---------- MATERIAL PROVIDED
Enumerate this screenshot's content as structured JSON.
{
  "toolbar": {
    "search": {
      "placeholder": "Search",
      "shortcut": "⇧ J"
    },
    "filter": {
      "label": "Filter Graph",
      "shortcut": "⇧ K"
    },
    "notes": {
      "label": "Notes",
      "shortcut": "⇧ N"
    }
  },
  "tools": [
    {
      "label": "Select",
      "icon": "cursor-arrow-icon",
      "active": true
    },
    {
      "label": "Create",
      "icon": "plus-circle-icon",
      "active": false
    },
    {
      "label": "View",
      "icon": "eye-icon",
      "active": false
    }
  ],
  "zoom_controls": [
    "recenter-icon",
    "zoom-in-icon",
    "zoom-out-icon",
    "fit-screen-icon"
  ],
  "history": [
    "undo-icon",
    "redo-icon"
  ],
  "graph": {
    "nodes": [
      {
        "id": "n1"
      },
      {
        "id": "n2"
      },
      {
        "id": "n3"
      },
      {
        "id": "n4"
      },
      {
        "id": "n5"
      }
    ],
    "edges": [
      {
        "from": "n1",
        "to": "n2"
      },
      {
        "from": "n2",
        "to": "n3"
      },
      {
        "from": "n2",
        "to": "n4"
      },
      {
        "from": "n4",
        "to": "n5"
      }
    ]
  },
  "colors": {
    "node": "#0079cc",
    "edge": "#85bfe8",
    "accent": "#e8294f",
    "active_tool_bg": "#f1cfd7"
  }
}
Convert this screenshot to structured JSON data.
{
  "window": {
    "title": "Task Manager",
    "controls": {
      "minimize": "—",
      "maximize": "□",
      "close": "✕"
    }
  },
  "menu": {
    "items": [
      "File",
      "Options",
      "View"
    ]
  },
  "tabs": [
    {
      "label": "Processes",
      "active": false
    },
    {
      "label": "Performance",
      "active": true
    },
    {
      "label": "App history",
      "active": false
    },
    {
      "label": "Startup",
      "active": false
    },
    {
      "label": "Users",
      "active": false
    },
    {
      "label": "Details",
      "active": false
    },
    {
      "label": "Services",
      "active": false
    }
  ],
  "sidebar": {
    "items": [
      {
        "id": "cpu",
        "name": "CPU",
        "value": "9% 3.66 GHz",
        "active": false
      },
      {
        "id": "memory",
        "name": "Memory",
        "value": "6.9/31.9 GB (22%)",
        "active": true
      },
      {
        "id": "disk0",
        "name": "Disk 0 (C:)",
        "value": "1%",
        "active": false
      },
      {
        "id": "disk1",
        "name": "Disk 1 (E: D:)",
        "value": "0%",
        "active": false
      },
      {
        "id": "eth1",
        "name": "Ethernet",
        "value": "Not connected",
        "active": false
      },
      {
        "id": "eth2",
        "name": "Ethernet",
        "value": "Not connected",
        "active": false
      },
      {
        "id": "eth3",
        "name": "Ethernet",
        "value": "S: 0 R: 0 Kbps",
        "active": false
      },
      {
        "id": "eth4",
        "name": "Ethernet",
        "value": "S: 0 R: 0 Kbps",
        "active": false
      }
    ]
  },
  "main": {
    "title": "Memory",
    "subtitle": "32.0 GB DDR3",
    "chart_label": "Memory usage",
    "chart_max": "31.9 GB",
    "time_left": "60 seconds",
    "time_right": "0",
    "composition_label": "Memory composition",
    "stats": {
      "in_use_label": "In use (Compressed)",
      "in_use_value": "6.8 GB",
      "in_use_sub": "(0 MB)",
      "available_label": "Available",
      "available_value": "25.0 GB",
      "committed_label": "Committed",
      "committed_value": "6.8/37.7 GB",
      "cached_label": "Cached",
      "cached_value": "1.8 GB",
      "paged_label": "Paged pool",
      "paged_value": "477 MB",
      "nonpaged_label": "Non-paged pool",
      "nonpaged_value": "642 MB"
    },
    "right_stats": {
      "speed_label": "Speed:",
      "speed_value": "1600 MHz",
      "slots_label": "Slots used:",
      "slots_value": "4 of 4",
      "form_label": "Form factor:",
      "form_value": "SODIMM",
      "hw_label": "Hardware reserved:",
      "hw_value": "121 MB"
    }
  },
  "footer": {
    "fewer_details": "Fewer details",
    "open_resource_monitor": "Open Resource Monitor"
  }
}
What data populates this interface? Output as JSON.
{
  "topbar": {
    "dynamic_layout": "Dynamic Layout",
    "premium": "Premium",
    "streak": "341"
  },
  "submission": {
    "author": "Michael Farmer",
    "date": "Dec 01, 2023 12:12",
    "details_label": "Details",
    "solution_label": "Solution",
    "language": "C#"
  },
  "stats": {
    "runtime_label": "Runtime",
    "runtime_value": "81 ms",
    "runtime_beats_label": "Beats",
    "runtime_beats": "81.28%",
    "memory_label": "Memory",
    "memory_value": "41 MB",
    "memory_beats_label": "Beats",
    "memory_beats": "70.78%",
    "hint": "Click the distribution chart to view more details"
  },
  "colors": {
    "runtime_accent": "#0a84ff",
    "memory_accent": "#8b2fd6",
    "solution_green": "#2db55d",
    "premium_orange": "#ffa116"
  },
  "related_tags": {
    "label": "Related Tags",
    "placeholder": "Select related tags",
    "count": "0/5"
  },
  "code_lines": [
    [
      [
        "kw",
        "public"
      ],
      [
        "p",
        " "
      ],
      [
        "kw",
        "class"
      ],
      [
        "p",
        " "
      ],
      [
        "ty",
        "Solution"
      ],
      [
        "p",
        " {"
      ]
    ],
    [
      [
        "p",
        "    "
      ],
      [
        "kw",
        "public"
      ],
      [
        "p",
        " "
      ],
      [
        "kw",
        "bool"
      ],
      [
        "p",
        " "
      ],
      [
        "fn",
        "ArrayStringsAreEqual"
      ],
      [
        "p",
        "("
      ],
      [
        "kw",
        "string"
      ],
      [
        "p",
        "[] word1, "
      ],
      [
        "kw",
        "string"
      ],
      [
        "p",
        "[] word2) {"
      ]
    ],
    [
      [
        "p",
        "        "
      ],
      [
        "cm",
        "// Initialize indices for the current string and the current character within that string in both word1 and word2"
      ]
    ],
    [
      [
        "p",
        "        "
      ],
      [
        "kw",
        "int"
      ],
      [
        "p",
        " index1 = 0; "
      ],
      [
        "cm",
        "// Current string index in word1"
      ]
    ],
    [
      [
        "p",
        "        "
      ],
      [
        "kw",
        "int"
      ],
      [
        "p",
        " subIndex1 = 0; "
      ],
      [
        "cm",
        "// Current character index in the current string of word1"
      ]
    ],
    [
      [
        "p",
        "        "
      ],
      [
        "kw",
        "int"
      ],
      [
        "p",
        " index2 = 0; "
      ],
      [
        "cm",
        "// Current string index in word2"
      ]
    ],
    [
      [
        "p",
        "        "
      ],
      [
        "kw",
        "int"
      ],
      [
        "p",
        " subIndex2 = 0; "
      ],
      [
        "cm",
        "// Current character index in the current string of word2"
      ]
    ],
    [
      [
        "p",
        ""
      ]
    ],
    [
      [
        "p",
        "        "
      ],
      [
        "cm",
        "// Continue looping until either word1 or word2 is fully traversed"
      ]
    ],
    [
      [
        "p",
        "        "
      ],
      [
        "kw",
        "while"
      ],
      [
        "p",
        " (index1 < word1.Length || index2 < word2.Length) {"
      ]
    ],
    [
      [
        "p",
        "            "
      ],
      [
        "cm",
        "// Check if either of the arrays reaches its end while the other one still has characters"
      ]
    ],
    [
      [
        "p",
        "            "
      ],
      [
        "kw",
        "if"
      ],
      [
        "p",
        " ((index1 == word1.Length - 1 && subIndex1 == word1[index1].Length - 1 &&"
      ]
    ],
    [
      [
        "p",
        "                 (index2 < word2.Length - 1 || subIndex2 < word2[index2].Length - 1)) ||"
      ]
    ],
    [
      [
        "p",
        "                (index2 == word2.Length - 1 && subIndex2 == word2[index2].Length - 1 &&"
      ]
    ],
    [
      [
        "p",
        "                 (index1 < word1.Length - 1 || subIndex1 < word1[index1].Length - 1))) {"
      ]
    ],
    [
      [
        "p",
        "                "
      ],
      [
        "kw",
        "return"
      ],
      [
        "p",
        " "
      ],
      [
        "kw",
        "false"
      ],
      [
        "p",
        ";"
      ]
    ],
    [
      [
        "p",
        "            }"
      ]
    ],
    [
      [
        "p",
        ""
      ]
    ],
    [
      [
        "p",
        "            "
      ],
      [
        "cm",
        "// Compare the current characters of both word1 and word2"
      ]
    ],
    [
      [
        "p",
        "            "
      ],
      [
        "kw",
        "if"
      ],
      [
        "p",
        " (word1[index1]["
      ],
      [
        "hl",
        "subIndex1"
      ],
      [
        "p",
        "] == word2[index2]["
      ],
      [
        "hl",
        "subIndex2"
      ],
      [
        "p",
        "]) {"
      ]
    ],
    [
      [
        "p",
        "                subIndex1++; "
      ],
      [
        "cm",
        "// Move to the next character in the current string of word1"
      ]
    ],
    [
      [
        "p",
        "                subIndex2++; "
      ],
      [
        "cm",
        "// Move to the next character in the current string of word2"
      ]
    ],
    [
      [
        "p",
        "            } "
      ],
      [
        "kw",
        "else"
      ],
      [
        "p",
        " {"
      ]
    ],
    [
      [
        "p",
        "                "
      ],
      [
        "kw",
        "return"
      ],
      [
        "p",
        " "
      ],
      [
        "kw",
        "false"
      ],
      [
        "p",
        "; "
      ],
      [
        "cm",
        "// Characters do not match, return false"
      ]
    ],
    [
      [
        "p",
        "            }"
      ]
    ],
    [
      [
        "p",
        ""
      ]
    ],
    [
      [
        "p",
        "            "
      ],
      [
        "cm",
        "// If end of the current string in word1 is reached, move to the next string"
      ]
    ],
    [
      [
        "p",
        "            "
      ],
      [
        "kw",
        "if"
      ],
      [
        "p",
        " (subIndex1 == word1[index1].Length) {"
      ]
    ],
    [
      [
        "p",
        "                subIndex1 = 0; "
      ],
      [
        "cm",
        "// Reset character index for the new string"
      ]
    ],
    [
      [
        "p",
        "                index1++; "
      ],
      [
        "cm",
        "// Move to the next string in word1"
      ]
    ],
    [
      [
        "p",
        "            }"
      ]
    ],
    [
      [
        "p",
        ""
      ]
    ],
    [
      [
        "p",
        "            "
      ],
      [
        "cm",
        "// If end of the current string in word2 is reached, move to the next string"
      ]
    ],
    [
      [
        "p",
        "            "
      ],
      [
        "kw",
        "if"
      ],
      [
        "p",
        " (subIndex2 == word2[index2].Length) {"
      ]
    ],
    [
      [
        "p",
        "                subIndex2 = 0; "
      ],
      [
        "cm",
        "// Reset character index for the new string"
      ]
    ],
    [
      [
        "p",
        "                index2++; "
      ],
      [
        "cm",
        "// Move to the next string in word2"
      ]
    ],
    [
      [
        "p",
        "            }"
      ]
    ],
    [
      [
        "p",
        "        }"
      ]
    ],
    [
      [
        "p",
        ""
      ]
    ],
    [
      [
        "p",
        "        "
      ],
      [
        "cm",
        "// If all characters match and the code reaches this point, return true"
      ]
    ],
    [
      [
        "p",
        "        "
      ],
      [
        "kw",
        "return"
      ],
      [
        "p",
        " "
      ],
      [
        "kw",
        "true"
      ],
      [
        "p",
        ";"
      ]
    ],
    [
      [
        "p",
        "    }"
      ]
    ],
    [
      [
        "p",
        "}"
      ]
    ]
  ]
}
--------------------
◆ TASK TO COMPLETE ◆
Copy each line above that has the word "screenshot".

◆ RESPONSE ◆
Enumerate this screenshot's content as structured JSON.
Convert this screenshot to structured JSON data.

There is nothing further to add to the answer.